Misfires and Near Misses
The pilot episode closes just as two Naval pilots made an unimaginable discovery: they mixed up their Xanax pills and are leading a drugged-up bombing campaign over Islamabad.
At the first scene of the second episode, we’re back in the stoner plane only to find Zeke and Glen coating the cockpit with vomit and struggling to follow instructions. Glen is so dazed and confused, in fact, that he launches a missile at the first flying object to cross his sights, and strikes it down. Fortunately, it was only an Indian surveillance drone flying over Pakistani soil, and Glen’s trigger slip turns out to be a “minor whoops” at best. Once landed, Glen and Zeke outrageously receive a mere slap on the wrist (and a urine test, of course) for this outbreak.
But far more frightening, real-life near-misses have happened. Since 1962, we know of 13 instances where nuclear weapons were almost launched, including twice on American soil in North Carolina and Arkansas. Russia and the U.S. still have 1,800 warheads on high alert, ready to launch at a minute’s notice.
Glen and Zeke’s near miss was comically non-catastrophic—but it could have been. This hilariously neutral first scene serves to remind us that the U.S.’s billion-dollar weapon systems are only as good as the fallible human beings who sit behind the controls.
A Third Way
As the pilots try to steer clear of more danger, we head back to the situation room, where we find Secretary of State Tim Larson similarly trying to quell certain trigger-happy members of the president’s cabinet.

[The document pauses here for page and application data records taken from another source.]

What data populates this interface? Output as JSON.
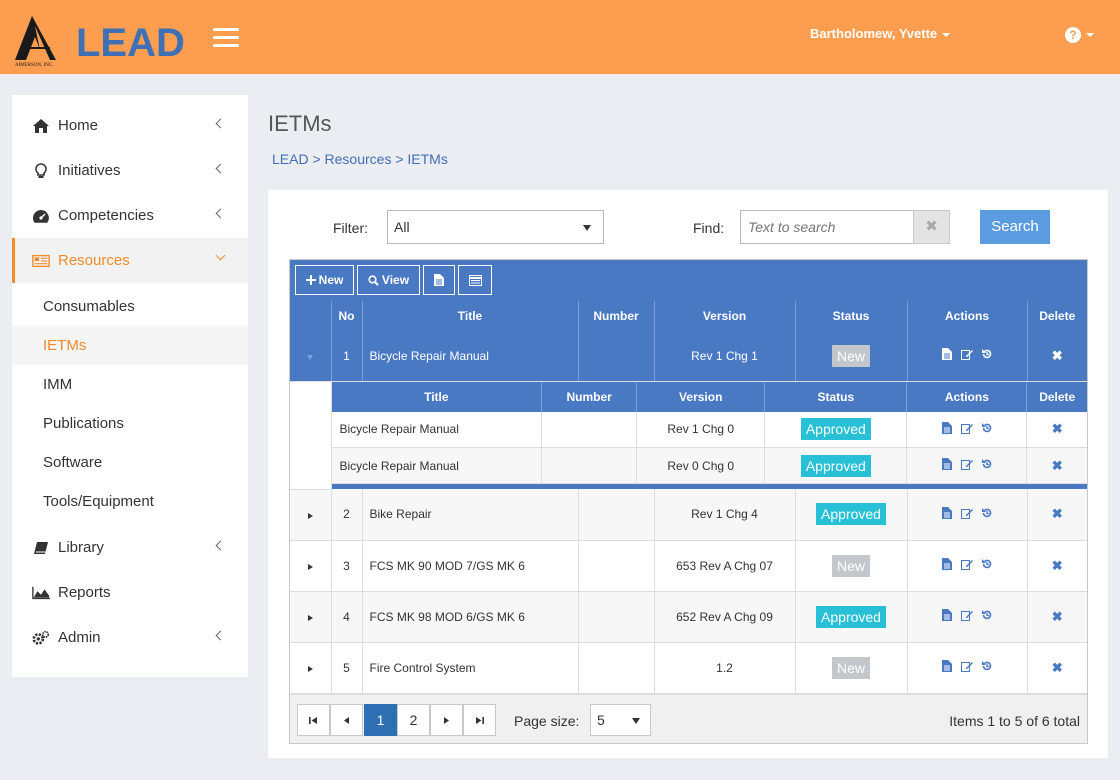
{
  "header": {
    "logo_text": "LEAD",
    "logo_subtext": "AIMERSON, INC.",
    "user_name": "Bartholomew, Yvette",
    "help_glyph": "?",
    "accent": "#fd9d4f"
  },
  "sidebar": {
    "items": [
      {
        "label": "Home",
        "icon": "home-icon"
      },
      {
        "label": "Initiatives",
        "icon": "lightbulb-icon"
      },
      {
        "label": "Competencies",
        "icon": "dashboard-icon"
      },
      {
        "label": "Resources",
        "icon": "resources-icon"
      },
      {
        "label": "Library",
        "icon": "book-icon"
      },
      {
        "label": "Reports",
        "icon": "area-chart-icon"
      },
      {
        "label": "Admin",
        "icon": "gears-icon"
      }
    ],
    "sub_items": [
      "Consumables",
      "IETMs",
      "IMM",
      "Publications",
      "Software",
      "Tools/Equipment"
    ],
    "active_item": "Resources",
    "active_sub_item": "IETMs"
  },
  "page": {
    "title": "IETMs",
    "breadcrumb": "LEAD > Resources > IETMs"
  },
  "filter": {
    "label": "Filter:",
    "value": "All",
    "find_label": "Find:",
    "find_placeholder": "Text to search",
    "clear_glyph": "✖",
    "search_label": "Search"
  },
  "toolbar": {
    "new_label": "New",
    "view_label": "View"
  },
  "grid": {
    "columns": [
      "No",
      "Title",
      "Number",
      "Version",
      "Status",
      "Actions",
      "Delete"
    ],
    "sub_columns": [
      "Title",
      "Number",
      "Version",
      "Status",
      "Actions",
      "Delete"
    ],
    "delete_glyph": "✖",
    "rows": [
      {
        "no": "1",
        "title": "Bicycle Repair Manual",
        "number": "",
        "version": "Rev 1 Chg 1",
        "status": "New"
      },
      {
        "no": "2",
        "title": "Bike Repair",
        "number": "",
        "version": "Rev 1 Chg 4",
        "status": "Approved"
      },
      {
        "no": "3",
        "title": "FCS MK 90 MOD 7/GS MK 6",
        "number": "",
        "version": "653 Rev A Chg 07",
        "status": "New"
      },
      {
        "no": "4",
        "title": "FCS MK 98 MOD 6/GS MK 6",
        "number": "",
        "version": "652 Rev A Chg 09",
        "status": "Approved"
      },
      {
        "no": "5",
        "title": "Fire Control System",
        "number": "",
        "version": "1.2",
        "status": "New"
      }
    ],
    "sub_rows": [
      {
        "title": "Bicycle Repair Manual",
        "number": "",
        "version": "Rev 1 Chg 0",
        "status": "Approved"
      },
      {
        "title": "Bicycle Repair Manual",
        "number": "",
        "version": "Rev 0 Chg 0",
        "status": "Approved"
      }
    ]
  },
  "pager": {
    "pages": [
      "1",
      "2"
    ],
    "current_page": "1",
    "page_size_label": "Page size:",
    "page_size": "5",
    "info": "Items 1 to 5 of 6 total"
  }
}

Last episode, the Defense Secretary came out on top after lobbying President Navarro to launch a strike. In the second episode, however, Secretary Larson pulls out a new secret weapon in an effort to solve matters without force.
Larson claims he has found a third way—one more hawkish than a diplomatic summit but with less initial damage than an all-out bombing campaign. His solution is to find a moderate figure within Pakistan and covertly install him as leader, ousting the crazed Zaman from power. In other words, regime change.
While one can appreciate Larson’s quest to remove from the world a maniac with access to 100-plus nuclear weapons, we must also recall the many backfired attempts by the U.S. to inflict regime change abroad in order to further its own interests. Take, for instance, the 1953 CIA-led coup to oust Iran’s democratically elected Prime Minister Mohammad Mossadegh and restore the Shah, a move that became a rallying point for anti-U.S. revolutionaries in 1979. And don’t forget Tibet, Cuba, the Congo, South Vietnam, Afghanistan (a couple times), Turkey, Poland, Indonesia, large swaths of Latin America, and of course, the Mother of All regime change failures: President Bush’s Operation Iraqi Freedom.
In order to sway the president toward this alternative, Larson makes an appeal to President John F. Kennedy, history’s perhaps most famous evader of nuclear war. “Imagine where we’d be if JFK had launched during the missile crisis,” he says to the Defense Secretary, who retorts, “We’d be the world’s largest superpower.” Larson gets the last word: “Of a charred, scorched earth!”
In this scene, it’s hard not to admire Larson’s determination to avoid a full-scale military operation that has the potential to devolve into nuclear war. His alternative, if history is any guide (which of course it must be), is simply lacking in any evidence of a long-term improvement to U.S. security, and some would argue (with great credibility) could add fuel to insurgencies down the road.
In fact, Council for a Livable World board member Matthew Hoh famously resigned from his post at the State Department in protest over the Afghan war and U.S. policies there. He writes in his resignation letter, “We continue to secure and bolster a failing state, while encouraging an ideology and system of government unknown and unwanted by its people.” Hoh knows well the sheer lack of foresight employed by Larson and real-life American policymakers as they dream up quick fixes to correctly “align” the undesirable governments of the world. It’s these quick fixes that so often and so quickly devolve into long, bloody, costly conflicts.
The Extra Step
In this week’s episode of The Brink, as often done in history, we watch decision-making approach the brink of catastrophe only to have cooler heads call for pause.
The show certainly takes on serious geopolitical issues and creates terrifyingly plausible scenarios, but after two episodes, we can say plainly that The Brink could pack some more punch. By the credits, we’re left wishing that the show took that extra step, that it teetered over the edge and fulfilled some of these nightmares on screen so that we may laugh at some of the backfires of our nation’s past and remember all those times when we have tragically failed to stop at the brink. Maybe next episode? Stay tuned for more.